It can be easily checked that and . If is a linear map such that there is some , satisfying
(13) 
then
where . Moreover, for a selfadjoint , if and only if .
Let and be two qubit channels and let for as before. By the previous remarks, the condition (MEI) is equivalent to . We are now going to investigate this equality.
Note that satisfies (13) with . Since is a unitary channel, we have
Using further properties of and , we get
The last equality follows from the fact that , where denotes transpose with respect to the product basis , and that for any . Thus we have proved:
Proposition 2.
For a pair of qubit channels, the condition (MEI) holds if and only if
In particular, this is true if . If both channels are unital, this holds for any , hence maximally entangled input state is optimal, as it was already observed in [18] and in [22] in the case of qubit Pauli channels. If , then the condition (MEI) is satisfied if , even if the channels are not unital.
4.3. Unitary channels
Let and let , be the corresponding unitary channels. As it was proved in [6], it is not necessary to use entangled inputs for optimal discrimination of two unitary channels. Nevertheless, it is an interesting question whether a maximally entangled state is also optimal, this will be addressed in this paragraph.
Let . Since any input state may be replaced by , it is clear that discrimination of and is equivalent to discrimination of and the identity channel, and that a maximally entangled input state is optimal for one problem if and only if it is optimal for the other. We may therefore assume that and . Since the unitaries are given only up to a phase, we may also assume that . Put
so that , are the Choi matrices of the unitary channel and identity. By the results of the Appendix it is clear that if and only if , where

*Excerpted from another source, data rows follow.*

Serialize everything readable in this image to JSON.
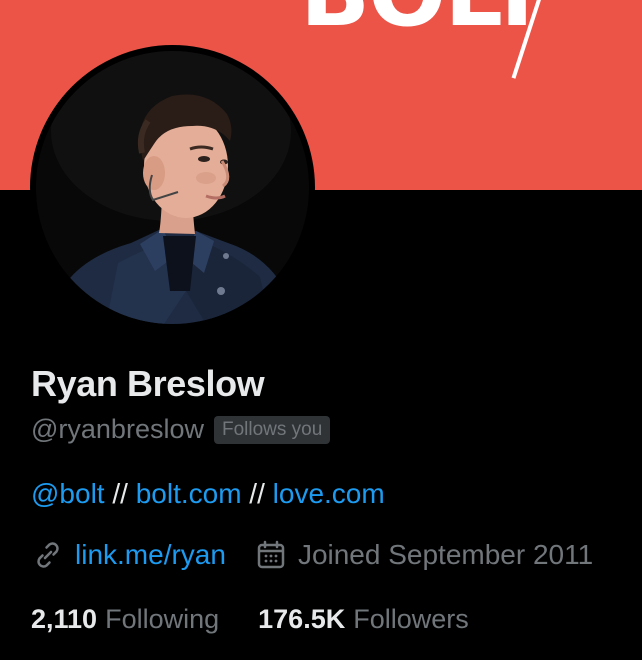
{
  "banner": {
    "logo_text": "BOLT",
    "color": "#ec5448"
  },
  "profile": {
    "name": "Ryan Breslow",
    "handle": "@ryanbreslow",
    "follows_you_badge": "Follows you",
    "bio": {
      "mention": "@bolt",
      "separator1": " // ",
      "link1": "bolt.com",
      "separator2": " // ",
      "link2": "love.com"
    },
    "website": "link.me/ryan",
    "joined": "Joined September 2011",
    "following_count": "2,110",
    "following_label": "Following",
    "followers_count": "176.5K",
    "followers_label": "Followers"
  },
  "icons": {
    "link": "link-icon",
    "calendar": "calendar-icon"
  },
  "colors": {
    "accent": "#1d9bf0",
    "muted": "#71767b",
    "text": "#e7e9ea",
    "background": "#000000"
  }
}
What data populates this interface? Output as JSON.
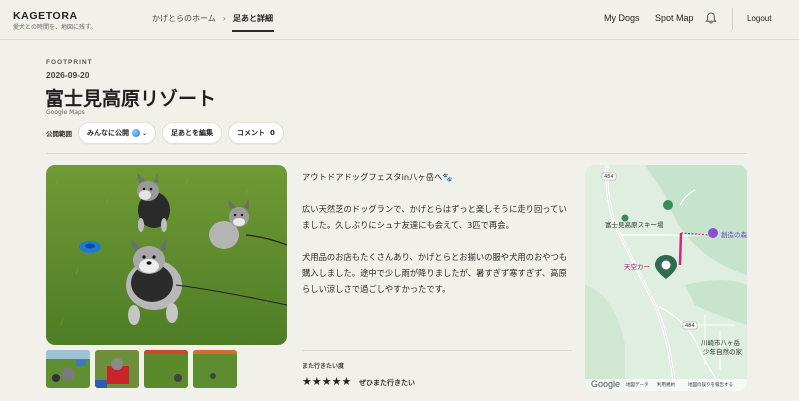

and
Since the transpose is a linear map and , we see that (MEI) is equivalent to